isCalled determines whether or not the function has already been called. Now after the given
wait in milliseconds, the
setTimeout callback reverts the
limiter back to a “non-called” state, making the method available for continued execution.
A rather significant limitation to this rate limiter is the other function calls are dropped. For example, if one were to loop over this method, they would lose certain iterations of the call if they occurred within the specified wait period. If the desired intention is for every call to be actualized, this method will not suffice.
A way to improve this would be to queue up each of the calls, so that every iteration will still occur but with the rate limiting timeout between each invocation.
Each execution of the returned function, will push the call to the array variable
calls, which will act as the queue. While the queue contains values, a check will see if the function is already in a called state. If not, it will shift off the top or first method in the queue and call it. Then as with the earlier implementation, the
isCalled boolean value will revert after the allotted timeout.
Why? Because the
setTimeout will never execute until after the

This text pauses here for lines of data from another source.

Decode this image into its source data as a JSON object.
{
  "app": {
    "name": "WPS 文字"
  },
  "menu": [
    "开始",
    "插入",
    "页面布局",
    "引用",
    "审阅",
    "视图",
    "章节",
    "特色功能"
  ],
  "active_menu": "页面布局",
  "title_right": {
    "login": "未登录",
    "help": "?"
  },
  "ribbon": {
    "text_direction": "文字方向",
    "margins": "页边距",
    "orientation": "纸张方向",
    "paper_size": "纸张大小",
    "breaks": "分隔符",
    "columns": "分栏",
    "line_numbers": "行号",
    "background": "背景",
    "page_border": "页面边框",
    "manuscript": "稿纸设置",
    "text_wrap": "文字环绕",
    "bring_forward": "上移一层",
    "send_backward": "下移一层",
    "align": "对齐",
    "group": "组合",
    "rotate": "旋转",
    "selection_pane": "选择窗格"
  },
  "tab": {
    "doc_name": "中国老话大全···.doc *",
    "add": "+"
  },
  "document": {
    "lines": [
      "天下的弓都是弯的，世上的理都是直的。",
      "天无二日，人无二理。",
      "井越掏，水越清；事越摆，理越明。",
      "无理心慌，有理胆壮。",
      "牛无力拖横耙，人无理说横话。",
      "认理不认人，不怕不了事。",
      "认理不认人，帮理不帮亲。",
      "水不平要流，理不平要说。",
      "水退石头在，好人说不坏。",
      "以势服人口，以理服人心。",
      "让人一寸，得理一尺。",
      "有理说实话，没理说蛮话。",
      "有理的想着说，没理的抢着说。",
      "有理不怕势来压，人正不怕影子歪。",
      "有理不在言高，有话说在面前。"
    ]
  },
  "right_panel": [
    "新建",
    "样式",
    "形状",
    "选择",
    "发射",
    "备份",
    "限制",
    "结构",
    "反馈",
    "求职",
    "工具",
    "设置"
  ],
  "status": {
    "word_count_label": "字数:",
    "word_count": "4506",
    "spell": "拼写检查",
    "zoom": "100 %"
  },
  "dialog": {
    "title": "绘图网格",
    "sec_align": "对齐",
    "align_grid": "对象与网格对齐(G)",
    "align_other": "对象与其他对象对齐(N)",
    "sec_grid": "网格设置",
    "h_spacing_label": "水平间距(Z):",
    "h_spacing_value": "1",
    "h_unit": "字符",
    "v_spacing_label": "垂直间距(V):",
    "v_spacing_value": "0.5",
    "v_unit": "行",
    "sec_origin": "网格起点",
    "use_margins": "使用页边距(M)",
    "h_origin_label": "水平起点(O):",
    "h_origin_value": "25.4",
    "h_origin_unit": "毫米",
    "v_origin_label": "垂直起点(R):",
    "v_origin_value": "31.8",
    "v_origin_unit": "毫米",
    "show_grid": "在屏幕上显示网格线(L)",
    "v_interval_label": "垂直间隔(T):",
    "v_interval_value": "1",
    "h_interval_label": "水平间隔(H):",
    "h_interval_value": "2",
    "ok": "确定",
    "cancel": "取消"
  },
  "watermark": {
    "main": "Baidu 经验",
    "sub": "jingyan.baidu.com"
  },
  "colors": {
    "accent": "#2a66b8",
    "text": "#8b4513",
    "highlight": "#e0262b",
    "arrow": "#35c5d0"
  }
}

while loop finishes its iterating, which won’t occur until the callback happens, causing an infinite loop.
With this realization or understanding in mind, our real solution lies with good old recursion. By abstracting a
caller method containing the
fn parameter invocation which could be called recursively from within the
setTimeout, it would allow the function execution to occur after the callback and would prevent the unintended continuous iteration.
Now how could the
fn function be supplied with arguments of its own?
Looking into examples of other solutions, one implementation I have found, created by Matthew O’Riordan, contains some insight into ways in which this method could be optimized. His _.rateLimit() method, written as an extension of Underscore.js, adds additional functionality for parameters to be provided at the time of execution.
limiter method’s return function.
Alternatively, if ES6 compatibility is a concern, among the other changes necessary (i.e. ‘let’), an alteration must be made to provide the
arguments to the rate limited function. As shown in the comments, the
arguments object must first be converted into a true array which will enable it to be properly passed into the
apply() method. This method is necessary to allow for the passing of an array of parameters to the
bind() method as opposed to its de facto spread sequence.
limiter function is now a rather straightforward task.
Each message will log in the console at an interval of 500ms. This may easily be replicated with
setInterval(), but its usage gives a rather clear picture of a rate limited function declaration.